Banishing Brittle Hair: A How-To
Because if anyone knows how to save hair texture, it's the colorist behind Riff Raff's hair.
Ombre. Balayage. Chalking. Even old-school highlights. The seemingly endless barrage of options at womankind's collective, manicured, fingertips allows for an entire host of ways for us to dip our toes in the proverbial water that is hair color. And as any proper peroxide junkie or toner addict can attest, the lifecycle of a dye job is not unlike that of a roller coaster. There's the dizzying high when you step out of the salon after several hours roasting under dryers and heat, with your hair left foiled and cooking in various chemicals, and the terrifying lows with the first hint of brassiness or fading; the desperation that leads you to attempt a DIY job the night before a job interview, manically Googling in what exact order you're supposed to apply each solution. And even for those of us who don't quite have the same dramatic relationship with hair color, there's one inevitable, inescapable truth that pervades even the most innocuous, subtle forays into playing with your shade: the number it does on your texture.
Whether you're going bone-white or bringing things down to something more subdued, color, well, sucks the life out of your hair. And in an effort to quell that, we e-mail harassed (sorry not sorry?) Justine Marjan (Editorial Director at Mane Addicts) and Daniel Moon (colorist at Andy LeCompte to everyone from Grimes to Riff Raff to Brooke Candy) with our texture-saving questions. Here's what they had to say...

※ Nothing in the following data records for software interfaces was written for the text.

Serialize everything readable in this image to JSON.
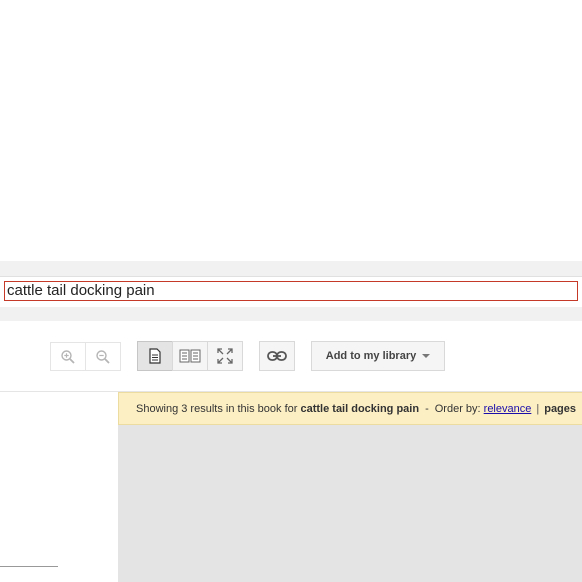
{
  "search": {
    "query": "cattle tail docking pain"
  },
  "toolbar": {
    "zoom_in_icon": "zoom-in-icon",
    "zoom_out_icon": "zoom-out-icon",
    "single_page_icon": "single-page-icon",
    "two_page_icon": "two-page-icon",
    "fullscreen_icon": "fullscreen-icon",
    "link_icon": "link-icon",
    "add_to_library_label": "Add to my library"
  },
  "results": {
    "prefix": "Showing 3 results in this book for",
    "query": "cattle tail docking pain",
    "dash": "-",
    "order_by_label": "Order by:",
    "relevance_label": "relevance",
    "separator": "|",
    "pages_label": "pages"
  },
  "colors": {
    "search_border": "#c53929",
    "results_bg": "#fcefc4",
    "viewer_bg": "#e4e4e4",
    "link": "#1a0dab"
  }
}
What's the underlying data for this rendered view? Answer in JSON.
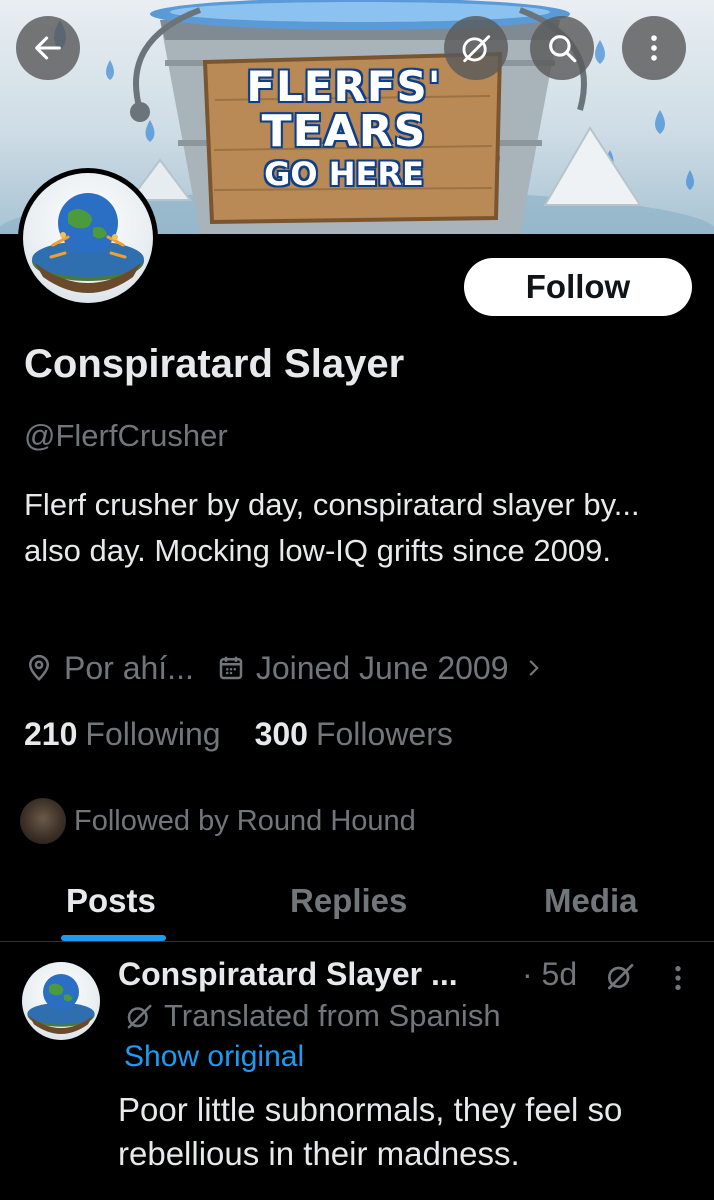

"The hair shaft is made up of many layers: the cuticle, cortex, and medulla; much like the layers of an onion, but so so tiny. Every time you color your hair, you open one of the layers of the onion and expose it, making it much more vulnerable to damage from overexposure to the sun, heat, and styling." - Justine Marjan
"One can minimize the damage done from hair color by making sure to see a professional for your color services! A trained colorist will be able to customize your formula to do the least damage possible, while the boxes at home are 'one size fits all' and can be too harsh for most people's hair. After your color service, make sure to use a high quality color protecting shampoo and conditioner (we love Davines Alchemic Shampoo and Conditioner). If you want to DIY it, a vinegar rinse helps close the cuticle layer of the hair, restoring softness and shine." - Justine Marjan
"If your hair has been fried from over processing, ask your colorist about Olaplex! It's an amazing add on service that can truly restore even the most unruly hair. You can also be sure to use lots of moisturizing products at home and avoid products with added keratin. Keratin can oftentimes be too heavy for hair that is over processed from color services, causing it to feel even more dry and brittle. We love the Moroccan Oil Leave In Cream for intense hydration at home." - Justine Marjan
"When it comes to lightening your hair with bleach, hair texture can change drastically. Natural pigment is pulled out of the hair, which essentially changes the hair structure. Hydration is key, so it's best after a color treatment to make restoring moisture a priority. I recommend unrefined coconut oil as a hair masque once a week the night before shampooing. My favorite products are Kerastase Résistance Bain Force Architecte and Cement Résistance Ciment Anti-Usure for shampoo and conditioner. The Kerastase Résistance Masque Force Architecte is amazing as well." - Daniel Moon